Remix OS 2.0, the Android-based operating system that has been designed with a PC in mind, launched for the Nexus 9 and Nexus 10.
Android hasn’t been as successful as Google may have liked on tablets, and it’s been even less successful on the notebook and PC form factors. Part of the problem was that Android hasn’t changed its user interface all that much from the smartphone UI, which has made it appear lackluster on bigger screens.
At least for tablets, Google has tried to optimize the UI a little more, but because the company has been slow in doing so, Android tablet sales haven’t been growing significantly. This in turn has led to developers not caring all that much about optimizing their apps for tablets. The problem is worse for PCs, where Google hasn’t optimized the UI at all for that form factor.
One of the things that has been lacking on both tablets and PCs is native multi-window support, for starters, but also a familiar taskbar that can be useful on bigger screens.
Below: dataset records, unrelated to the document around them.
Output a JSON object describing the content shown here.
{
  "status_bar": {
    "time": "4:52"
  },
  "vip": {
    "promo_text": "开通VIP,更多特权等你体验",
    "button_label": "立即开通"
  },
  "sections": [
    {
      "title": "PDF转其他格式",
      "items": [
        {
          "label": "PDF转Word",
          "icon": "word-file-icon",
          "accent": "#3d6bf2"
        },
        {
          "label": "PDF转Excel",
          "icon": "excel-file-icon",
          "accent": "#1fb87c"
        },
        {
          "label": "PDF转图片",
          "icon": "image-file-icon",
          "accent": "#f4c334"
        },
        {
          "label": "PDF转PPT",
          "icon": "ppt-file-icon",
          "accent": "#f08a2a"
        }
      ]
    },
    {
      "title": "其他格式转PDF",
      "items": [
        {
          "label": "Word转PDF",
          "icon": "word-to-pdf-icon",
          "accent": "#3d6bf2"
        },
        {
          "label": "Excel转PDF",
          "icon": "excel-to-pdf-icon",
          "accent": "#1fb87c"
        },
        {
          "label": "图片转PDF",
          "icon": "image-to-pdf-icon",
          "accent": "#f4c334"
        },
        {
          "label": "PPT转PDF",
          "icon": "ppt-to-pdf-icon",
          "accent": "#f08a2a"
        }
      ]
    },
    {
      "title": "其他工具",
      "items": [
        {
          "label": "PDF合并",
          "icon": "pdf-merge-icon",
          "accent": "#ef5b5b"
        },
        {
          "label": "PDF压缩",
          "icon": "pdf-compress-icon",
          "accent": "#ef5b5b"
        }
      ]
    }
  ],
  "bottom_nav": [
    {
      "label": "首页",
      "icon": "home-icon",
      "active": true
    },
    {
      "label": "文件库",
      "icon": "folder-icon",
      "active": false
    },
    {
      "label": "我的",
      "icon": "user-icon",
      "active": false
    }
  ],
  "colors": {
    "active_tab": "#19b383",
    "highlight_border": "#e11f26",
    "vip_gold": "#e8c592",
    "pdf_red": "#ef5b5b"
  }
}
Remix OS brings both of those features, and it presents the apps and files that are present on your system as a traditional desktop operating system would.
Earlier this year, Jide Technology, the company behind Remix OS, announced that Remix OS and the Android-x86 project have combined forces to bring Remix OS to older x86 PCs. This merger allows more people to experience the Android-based OS on lower-end hardware.
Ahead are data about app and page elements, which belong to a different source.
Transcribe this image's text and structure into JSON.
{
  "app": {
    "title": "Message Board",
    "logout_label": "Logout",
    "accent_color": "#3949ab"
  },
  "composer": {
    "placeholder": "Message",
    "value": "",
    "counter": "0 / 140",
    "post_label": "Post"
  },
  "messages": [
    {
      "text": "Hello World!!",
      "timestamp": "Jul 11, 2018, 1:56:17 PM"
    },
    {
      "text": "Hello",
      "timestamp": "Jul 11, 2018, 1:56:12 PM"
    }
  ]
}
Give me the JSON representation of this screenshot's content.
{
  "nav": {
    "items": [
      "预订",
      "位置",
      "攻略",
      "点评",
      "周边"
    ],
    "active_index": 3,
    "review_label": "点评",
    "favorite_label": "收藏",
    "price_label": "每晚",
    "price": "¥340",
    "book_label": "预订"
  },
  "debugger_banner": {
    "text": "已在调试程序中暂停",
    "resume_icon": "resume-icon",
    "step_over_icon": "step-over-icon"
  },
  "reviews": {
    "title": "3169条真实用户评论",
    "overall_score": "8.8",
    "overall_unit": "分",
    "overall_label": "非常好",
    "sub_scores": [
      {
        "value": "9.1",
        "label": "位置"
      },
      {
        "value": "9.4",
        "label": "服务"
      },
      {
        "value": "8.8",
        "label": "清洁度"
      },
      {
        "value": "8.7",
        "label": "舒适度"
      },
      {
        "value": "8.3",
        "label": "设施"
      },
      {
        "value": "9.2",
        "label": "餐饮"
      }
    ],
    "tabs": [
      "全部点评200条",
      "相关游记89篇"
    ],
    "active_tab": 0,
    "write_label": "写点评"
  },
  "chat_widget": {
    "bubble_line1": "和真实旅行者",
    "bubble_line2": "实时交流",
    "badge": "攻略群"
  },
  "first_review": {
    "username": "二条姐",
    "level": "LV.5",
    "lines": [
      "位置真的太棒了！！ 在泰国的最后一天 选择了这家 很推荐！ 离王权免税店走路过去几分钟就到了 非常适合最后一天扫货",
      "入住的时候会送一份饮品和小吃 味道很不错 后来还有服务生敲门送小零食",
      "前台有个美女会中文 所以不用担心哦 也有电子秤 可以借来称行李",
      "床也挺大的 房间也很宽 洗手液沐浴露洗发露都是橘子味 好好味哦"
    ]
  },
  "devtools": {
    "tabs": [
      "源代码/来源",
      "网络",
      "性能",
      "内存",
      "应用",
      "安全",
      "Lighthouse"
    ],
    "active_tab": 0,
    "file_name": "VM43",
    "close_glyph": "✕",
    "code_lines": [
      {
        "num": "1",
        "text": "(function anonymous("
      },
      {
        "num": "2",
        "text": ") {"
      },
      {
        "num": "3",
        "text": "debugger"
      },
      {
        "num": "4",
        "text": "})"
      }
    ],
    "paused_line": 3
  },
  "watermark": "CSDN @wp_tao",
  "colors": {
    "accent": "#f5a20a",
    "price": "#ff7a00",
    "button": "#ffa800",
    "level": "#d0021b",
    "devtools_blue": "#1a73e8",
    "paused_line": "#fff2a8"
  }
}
For now, Remix OS 2.0 is still based on Android 5.1.1, which is to be expected. Developing highly customized operating systems such as Remix OS usually means that the company doing it will remain a little behind the main project.
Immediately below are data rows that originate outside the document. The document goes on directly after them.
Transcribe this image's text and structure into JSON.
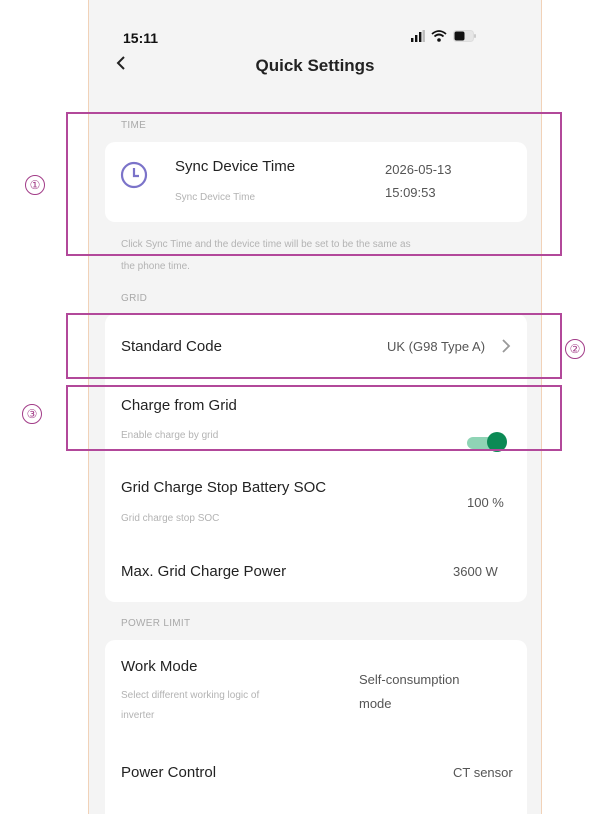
{
  "status_bar": {
    "time": "15:11",
    "icons": [
      "signal-icon",
      "wifi-icon",
      "battery-icon"
    ]
  },
  "header": {
    "back_icon": "chevron-left-icon",
    "title": "Quick Settings"
  },
  "sections": {
    "time": {
      "label": "TIME",
      "sync_title": "Sync Device Time",
      "sync_subtitle": "Sync Device Time",
      "date": "2026-05-13",
      "clock": "15:09:53",
      "note_line1": "Click Sync Time and the device time will be set to be the same as",
      "note_line2": "the phone time."
    },
    "grid": {
      "label": "GRID",
      "standard_code_label": "Standard Code",
      "standard_code_value": "UK (G98 Type A)",
      "charge_from_grid_label": "Charge from Grid",
      "charge_from_grid_sub": "Enable charge by grid",
      "charge_from_grid_on": true,
      "stop_soc_label": "Grid Charge Stop Battery SOC",
      "stop_soc_sub": "Grid charge stop SOC",
      "stop_soc_value": "100 %",
      "max_power_label": "Max. Grid Charge Power",
      "max_power_value": "3600 W"
    },
    "power_limit": {
      "label": "POWER LIMIT",
      "work_mode_label": "Work Mode",
      "work_mode_sub_line1": "Select different working logic of",
      "work_mode_sub_line2": "inverter",
      "work_mode_value_line1": "Self-consumption",
      "work_mode_value_line2": "mode",
      "power_control_label": "Power Control",
      "power_control_value": "CT sensor"
    }
  },
  "annotations": {
    "one": "①",
    "two": "②",
    "three": "③"
  },
  "colors": {
    "accent_green": "#0b8a55",
    "annotation_magenta": "#b2489a",
    "clock_purple": "#7b73c9"
  }
}
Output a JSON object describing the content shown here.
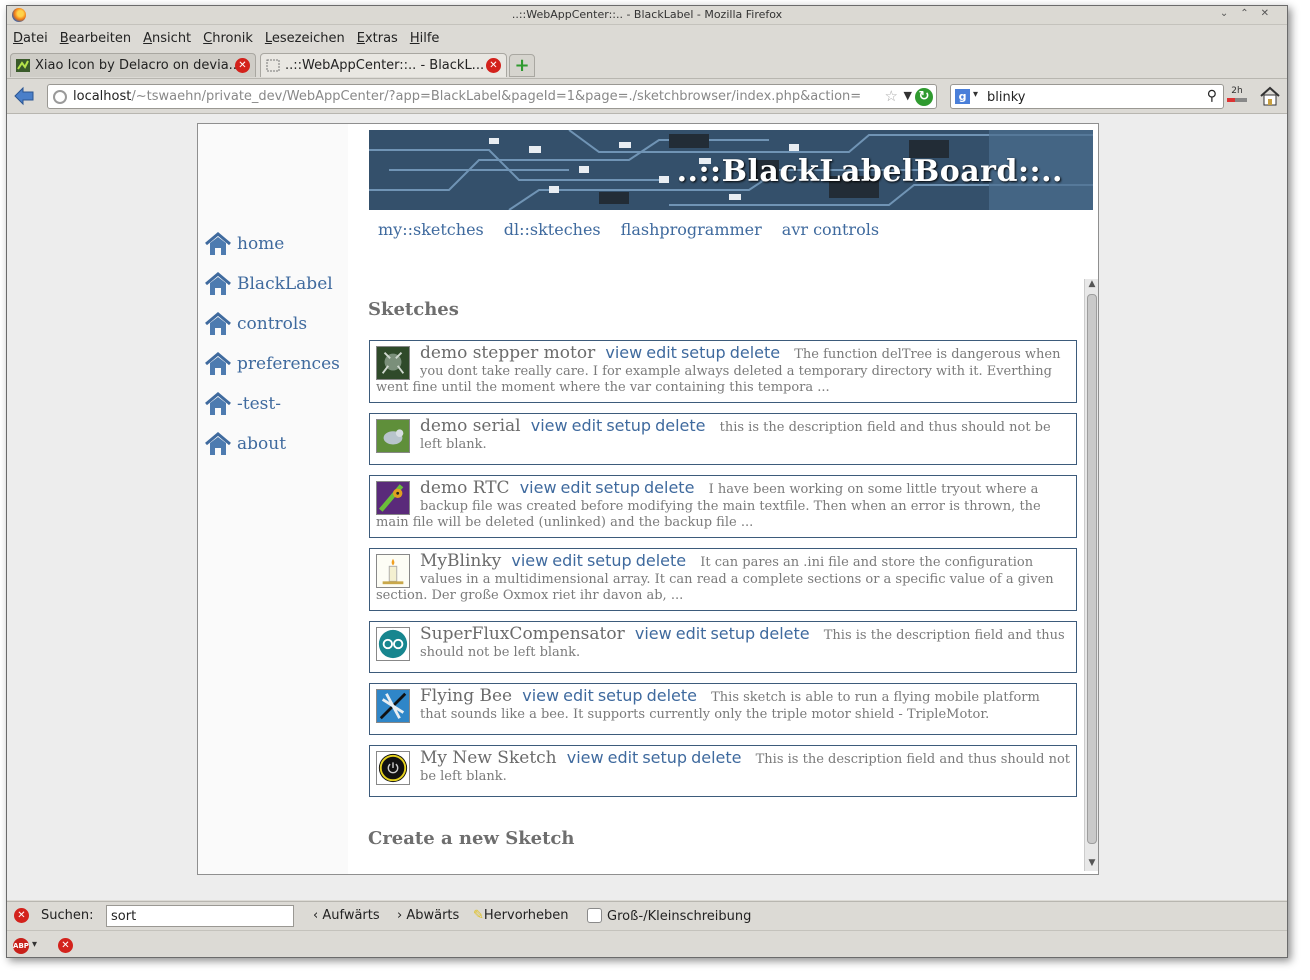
{
  "window": {
    "title": "..::WebAppCenter::.. - BlackLabel - Mozilla Firefox"
  },
  "menubar": [
    "Datei",
    "Bearbeiten",
    "Ansicht",
    "Chronik",
    "Lesezeichen",
    "Extras",
    "Hilfe"
  ],
  "tabs": [
    {
      "label": "Xiao Icon by Delacro on devia...",
      "active": false
    },
    {
      "label": "..::WebAppCenter::.. - BlackL...",
      "active": true
    }
  ],
  "navbar": {
    "url_host": "localhost",
    "url_path": "/~tswaehn/private_dev/WebAppCenter/?app=BlackLabel&pageId=1&page=./sketchbrowser/index.php&action=",
    "search_value": "blinky",
    "ext_label": "2h"
  },
  "site": {
    "banner_title": "..::BlackLabelBoard::..",
    "sidebar": [
      "home",
      "BlackLabel",
      "controls",
      "preferences",
      "-test-",
      "about"
    ],
    "topnav": [
      "my::sketches",
      "dl::skteches",
      "flashprogrammer",
      "avr controls"
    ],
    "sketches_heading": "Sketches",
    "create_heading": "Create a new Sketch",
    "actions": [
      "view",
      "edit",
      "setup",
      "delete"
    ],
    "sketches": [
      {
        "name": "demo stepper motor",
        "icon": "robot-icon",
        "desc": "The function delTree is dangerous when you dont take really care. I for example always deleted a temporary directory with it. Everthing went fine until the moment where the var containing this tempora ..."
      },
      {
        "name": "demo serial",
        "icon": "bird-icon",
        "desc": "this is the description field and thus should not be left blank."
      },
      {
        "name": "demo RTC",
        "icon": "ladybug-icon",
        "desc": "I have been working on some little tryout where a backup file was created before modifying the main textfile. Then when an error is thrown, the main file will be deleted (unlinked) and the backup file ..."
      },
      {
        "name": "MyBlinky",
        "icon": "candle-icon",
        "desc": "It can pares an .ini file and store the configuration values in a multidimensional array. It can read a complete sections or a specific value of a given section. Der große Oxmox riet ihr davon ab, ..."
      },
      {
        "name": "SuperFluxCompensator",
        "icon": "arduino-icon",
        "desc": "This is the description field and thus should not be left blank."
      },
      {
        "name": "Flying Bee",
        "icon": "dragonfly-icon",
        "desc": "This sketch is able to run a flying mobile platform that sounds like a bee. It supports currently only the triple motor shield - TripleMotor."
      },
      {
        "name": "My New Sketch",
        "icon": "power-icon",
        "desc": "This is the description field and thus should not be left blank."
      }
    ]
  },
  "findbar": {
    "label": "Suchen:",
    "value": "sort",
    "up": "Aufwärts",
    "down": "Abwärts",
    "highlight": "Hervorheben",
    "matchcase": "Groß-/Kleinschreibung"
  },
  "colors": {
    "link": "#3f6a9e",
    "card_border": "#3d5b7b",
    "close_red": "#d3221c"
  }
}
With Android N around the corner, it’s probably not even worth switching to Android M right now. It would be better for Jide to get Remix OS 2.0 out of beta and release a stable build that works on a wide variety of hardware. Then, once Android N is officially out, upgrade Remix OS to it.
Android N is also supposed to come out with multi-window support. Remix OS may be able to take advantage of that feature to better integrate with the AOSP. This could make it easier for apps that are developed for stock Android to work with Remix OS’ own multi-window system and could eliminate potential bugs.